[Opening EXERCISE MATERIAL section]
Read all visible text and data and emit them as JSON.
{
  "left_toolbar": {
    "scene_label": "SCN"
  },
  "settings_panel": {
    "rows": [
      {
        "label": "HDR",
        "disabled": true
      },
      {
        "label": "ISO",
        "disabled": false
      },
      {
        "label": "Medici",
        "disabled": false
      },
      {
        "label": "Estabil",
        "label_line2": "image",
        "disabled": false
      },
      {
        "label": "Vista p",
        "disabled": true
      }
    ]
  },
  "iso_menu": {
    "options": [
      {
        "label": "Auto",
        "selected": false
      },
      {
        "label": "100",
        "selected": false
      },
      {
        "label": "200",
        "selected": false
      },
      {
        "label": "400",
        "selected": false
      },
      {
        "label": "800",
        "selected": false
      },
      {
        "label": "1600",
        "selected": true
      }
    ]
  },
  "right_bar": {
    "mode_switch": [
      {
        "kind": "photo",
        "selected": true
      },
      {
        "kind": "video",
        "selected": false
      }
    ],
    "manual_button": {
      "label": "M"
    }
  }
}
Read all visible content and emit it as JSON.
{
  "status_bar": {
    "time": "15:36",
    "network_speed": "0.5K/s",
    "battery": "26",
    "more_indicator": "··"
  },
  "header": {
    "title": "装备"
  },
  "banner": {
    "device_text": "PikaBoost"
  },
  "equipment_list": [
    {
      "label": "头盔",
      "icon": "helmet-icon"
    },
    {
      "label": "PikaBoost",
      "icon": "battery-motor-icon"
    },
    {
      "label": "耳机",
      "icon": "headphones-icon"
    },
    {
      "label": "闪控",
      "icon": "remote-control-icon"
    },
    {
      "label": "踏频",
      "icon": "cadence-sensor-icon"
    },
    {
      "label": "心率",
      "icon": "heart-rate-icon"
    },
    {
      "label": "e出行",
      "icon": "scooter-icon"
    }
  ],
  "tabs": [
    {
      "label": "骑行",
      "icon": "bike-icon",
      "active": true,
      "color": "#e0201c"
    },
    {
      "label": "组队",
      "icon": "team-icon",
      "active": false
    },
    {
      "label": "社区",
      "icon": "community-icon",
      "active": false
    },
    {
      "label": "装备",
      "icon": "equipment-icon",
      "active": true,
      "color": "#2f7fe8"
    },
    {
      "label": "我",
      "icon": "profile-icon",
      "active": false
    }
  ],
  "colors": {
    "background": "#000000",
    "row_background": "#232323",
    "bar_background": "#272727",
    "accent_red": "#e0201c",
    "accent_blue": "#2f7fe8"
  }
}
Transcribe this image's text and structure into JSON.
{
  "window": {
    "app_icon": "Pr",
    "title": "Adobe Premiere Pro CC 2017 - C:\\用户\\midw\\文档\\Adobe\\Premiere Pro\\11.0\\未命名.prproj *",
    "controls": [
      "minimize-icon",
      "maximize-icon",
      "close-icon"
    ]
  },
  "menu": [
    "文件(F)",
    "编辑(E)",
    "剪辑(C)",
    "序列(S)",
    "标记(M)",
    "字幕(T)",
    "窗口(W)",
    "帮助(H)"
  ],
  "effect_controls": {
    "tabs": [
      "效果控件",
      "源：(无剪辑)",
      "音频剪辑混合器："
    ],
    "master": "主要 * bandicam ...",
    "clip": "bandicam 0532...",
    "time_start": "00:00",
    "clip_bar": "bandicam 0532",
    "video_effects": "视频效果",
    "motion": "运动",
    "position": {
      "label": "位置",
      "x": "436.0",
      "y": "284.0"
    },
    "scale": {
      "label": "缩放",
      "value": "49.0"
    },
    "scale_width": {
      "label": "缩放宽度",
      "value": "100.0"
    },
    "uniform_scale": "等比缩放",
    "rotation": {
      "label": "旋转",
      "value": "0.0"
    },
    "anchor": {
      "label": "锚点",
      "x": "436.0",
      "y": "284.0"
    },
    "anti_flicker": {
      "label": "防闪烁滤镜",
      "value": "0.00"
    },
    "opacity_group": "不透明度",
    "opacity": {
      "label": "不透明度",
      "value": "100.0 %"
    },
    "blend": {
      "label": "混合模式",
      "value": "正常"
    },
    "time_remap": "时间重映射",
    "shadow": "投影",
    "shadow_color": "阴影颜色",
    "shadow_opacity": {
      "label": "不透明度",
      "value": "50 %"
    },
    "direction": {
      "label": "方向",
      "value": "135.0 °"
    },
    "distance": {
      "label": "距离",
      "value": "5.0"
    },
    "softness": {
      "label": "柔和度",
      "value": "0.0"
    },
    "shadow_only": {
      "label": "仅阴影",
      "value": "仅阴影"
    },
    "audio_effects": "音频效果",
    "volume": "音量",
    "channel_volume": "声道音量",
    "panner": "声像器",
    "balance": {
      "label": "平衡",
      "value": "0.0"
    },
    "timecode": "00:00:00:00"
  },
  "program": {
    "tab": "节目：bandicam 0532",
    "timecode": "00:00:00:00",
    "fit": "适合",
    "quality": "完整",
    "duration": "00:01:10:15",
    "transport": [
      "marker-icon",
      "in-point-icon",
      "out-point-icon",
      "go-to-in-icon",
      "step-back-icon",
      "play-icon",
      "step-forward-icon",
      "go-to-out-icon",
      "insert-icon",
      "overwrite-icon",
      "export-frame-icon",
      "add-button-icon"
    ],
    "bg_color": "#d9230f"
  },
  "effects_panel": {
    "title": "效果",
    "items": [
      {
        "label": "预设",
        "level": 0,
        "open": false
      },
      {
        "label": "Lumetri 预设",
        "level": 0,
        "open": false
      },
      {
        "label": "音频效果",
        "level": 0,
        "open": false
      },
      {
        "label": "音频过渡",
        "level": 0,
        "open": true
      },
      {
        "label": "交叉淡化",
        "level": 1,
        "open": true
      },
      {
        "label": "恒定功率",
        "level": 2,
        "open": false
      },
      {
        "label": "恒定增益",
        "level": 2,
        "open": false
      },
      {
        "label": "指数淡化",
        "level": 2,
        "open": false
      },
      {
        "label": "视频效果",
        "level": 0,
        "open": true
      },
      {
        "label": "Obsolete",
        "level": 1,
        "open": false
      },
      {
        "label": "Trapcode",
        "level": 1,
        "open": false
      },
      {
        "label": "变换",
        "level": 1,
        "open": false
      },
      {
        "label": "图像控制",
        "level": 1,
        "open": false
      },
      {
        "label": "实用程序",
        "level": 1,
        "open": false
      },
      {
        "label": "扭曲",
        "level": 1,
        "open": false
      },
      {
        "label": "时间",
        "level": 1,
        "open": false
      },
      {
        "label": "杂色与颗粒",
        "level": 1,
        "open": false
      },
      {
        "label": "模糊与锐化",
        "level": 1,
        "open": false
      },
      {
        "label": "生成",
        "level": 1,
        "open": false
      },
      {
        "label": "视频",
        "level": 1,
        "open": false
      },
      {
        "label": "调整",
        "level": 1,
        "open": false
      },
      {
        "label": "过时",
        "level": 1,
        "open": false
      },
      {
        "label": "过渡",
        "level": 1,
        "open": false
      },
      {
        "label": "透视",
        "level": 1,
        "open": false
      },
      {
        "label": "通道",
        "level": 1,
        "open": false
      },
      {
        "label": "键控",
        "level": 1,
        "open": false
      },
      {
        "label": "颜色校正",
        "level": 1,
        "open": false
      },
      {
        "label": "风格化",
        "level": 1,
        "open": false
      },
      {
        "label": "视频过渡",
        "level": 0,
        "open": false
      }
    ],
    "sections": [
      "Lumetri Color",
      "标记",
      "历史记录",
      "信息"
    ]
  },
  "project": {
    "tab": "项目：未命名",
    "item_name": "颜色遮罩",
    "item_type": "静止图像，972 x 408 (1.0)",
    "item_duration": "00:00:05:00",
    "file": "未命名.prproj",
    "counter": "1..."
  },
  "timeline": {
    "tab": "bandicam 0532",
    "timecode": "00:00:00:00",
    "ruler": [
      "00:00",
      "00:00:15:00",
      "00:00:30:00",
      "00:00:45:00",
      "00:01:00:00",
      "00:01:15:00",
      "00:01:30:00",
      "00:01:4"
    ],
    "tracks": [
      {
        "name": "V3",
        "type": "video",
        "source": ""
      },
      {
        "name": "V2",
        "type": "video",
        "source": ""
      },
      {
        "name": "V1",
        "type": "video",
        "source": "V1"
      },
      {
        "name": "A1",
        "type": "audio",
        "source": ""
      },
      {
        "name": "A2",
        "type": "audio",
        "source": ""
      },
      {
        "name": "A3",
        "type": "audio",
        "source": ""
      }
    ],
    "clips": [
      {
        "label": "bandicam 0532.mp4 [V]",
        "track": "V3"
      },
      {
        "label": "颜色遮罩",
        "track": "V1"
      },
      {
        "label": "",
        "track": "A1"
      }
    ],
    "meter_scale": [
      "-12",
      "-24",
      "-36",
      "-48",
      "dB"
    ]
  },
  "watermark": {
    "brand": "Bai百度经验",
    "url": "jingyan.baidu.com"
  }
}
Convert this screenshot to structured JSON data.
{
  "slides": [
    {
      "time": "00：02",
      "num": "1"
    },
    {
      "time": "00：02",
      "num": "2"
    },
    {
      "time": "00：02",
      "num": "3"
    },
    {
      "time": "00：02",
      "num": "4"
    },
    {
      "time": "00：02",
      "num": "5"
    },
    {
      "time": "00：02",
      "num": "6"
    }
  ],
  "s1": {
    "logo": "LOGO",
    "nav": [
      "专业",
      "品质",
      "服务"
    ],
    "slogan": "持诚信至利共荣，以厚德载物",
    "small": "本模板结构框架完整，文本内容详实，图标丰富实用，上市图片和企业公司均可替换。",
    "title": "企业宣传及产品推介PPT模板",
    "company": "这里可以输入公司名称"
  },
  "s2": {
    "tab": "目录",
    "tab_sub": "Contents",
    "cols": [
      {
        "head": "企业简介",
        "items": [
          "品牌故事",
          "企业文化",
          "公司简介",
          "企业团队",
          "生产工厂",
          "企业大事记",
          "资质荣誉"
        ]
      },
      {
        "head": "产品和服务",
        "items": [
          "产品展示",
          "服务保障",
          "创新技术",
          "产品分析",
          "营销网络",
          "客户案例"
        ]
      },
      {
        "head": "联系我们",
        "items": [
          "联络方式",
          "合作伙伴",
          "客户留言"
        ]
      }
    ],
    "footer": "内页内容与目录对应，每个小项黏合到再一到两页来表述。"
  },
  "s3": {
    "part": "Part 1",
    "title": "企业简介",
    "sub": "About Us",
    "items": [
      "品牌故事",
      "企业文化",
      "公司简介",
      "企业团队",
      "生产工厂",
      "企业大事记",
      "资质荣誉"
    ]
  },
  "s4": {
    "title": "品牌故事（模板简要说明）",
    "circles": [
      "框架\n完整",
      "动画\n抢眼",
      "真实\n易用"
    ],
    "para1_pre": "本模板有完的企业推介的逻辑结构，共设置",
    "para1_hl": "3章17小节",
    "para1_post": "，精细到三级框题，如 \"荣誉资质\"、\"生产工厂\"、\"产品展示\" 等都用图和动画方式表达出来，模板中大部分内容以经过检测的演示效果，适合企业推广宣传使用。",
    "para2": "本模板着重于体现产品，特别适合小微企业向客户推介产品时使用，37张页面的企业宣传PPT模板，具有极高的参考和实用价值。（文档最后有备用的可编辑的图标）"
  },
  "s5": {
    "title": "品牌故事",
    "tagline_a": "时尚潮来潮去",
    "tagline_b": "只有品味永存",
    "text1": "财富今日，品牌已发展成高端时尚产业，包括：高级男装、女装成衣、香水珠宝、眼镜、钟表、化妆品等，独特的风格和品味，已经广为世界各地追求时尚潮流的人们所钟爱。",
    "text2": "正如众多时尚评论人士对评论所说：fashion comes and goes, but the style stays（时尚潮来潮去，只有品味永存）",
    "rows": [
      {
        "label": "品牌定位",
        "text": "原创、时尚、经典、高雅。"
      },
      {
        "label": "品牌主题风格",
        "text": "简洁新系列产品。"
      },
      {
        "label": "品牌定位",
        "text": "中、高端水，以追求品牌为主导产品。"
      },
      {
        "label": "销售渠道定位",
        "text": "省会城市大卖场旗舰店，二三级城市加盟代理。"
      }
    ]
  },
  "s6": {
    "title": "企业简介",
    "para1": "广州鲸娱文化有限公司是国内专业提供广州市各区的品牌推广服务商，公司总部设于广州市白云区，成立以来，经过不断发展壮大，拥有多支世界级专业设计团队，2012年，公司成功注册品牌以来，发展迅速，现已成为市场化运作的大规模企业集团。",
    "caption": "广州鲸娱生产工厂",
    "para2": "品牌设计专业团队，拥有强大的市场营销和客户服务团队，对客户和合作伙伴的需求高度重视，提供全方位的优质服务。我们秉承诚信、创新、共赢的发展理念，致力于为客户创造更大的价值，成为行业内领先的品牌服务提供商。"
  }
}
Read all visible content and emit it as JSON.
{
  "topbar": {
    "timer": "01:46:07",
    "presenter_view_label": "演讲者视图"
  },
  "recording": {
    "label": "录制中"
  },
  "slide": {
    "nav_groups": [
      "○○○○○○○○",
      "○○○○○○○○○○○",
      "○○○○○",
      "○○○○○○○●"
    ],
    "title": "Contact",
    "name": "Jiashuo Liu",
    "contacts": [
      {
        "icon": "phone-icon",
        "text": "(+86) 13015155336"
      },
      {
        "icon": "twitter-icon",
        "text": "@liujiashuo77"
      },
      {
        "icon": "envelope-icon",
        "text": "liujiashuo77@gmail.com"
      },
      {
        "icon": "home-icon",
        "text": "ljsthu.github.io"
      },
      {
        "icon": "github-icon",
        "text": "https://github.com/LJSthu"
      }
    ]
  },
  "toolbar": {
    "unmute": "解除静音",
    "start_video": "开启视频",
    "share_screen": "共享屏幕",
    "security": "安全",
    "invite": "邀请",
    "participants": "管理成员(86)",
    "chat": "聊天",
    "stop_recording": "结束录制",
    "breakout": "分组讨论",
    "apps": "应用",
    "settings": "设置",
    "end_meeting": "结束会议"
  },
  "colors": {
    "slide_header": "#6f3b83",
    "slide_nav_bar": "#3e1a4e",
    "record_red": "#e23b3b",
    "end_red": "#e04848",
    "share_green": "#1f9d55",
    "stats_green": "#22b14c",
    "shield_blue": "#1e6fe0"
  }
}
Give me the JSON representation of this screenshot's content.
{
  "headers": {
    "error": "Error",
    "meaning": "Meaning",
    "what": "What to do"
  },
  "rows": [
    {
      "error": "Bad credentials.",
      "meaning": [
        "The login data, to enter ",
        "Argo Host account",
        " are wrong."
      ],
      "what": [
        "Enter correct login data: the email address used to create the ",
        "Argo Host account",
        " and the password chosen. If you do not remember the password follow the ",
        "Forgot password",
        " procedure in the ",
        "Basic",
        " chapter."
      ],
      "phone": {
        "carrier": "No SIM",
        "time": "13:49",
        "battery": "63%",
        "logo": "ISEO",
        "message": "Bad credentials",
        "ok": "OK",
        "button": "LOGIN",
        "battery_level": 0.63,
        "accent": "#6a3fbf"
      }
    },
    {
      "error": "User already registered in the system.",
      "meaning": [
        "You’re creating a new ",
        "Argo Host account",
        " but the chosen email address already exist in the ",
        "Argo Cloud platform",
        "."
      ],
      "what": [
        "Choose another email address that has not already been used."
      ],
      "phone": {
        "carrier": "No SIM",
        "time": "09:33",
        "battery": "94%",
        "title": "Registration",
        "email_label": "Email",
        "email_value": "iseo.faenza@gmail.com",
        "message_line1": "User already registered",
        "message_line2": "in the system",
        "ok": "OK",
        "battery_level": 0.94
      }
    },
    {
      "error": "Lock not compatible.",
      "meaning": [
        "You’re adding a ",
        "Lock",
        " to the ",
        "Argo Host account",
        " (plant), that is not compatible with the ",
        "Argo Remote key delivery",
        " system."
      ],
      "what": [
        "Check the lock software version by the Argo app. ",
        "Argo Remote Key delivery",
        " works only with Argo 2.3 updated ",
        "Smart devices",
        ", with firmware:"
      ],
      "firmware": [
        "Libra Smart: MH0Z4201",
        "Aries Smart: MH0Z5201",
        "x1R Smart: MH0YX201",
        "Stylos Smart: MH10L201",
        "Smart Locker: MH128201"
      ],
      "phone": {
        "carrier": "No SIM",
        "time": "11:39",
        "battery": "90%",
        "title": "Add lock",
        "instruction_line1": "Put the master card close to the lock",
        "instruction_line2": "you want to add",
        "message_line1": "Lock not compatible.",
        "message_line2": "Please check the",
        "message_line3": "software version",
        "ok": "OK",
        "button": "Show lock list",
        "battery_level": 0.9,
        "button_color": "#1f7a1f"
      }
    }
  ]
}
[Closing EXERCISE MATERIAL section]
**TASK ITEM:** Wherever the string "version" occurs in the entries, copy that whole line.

**RESPONSE:**
        "Check the lock software version by the Argo app. ",
        "message_line3": "software version",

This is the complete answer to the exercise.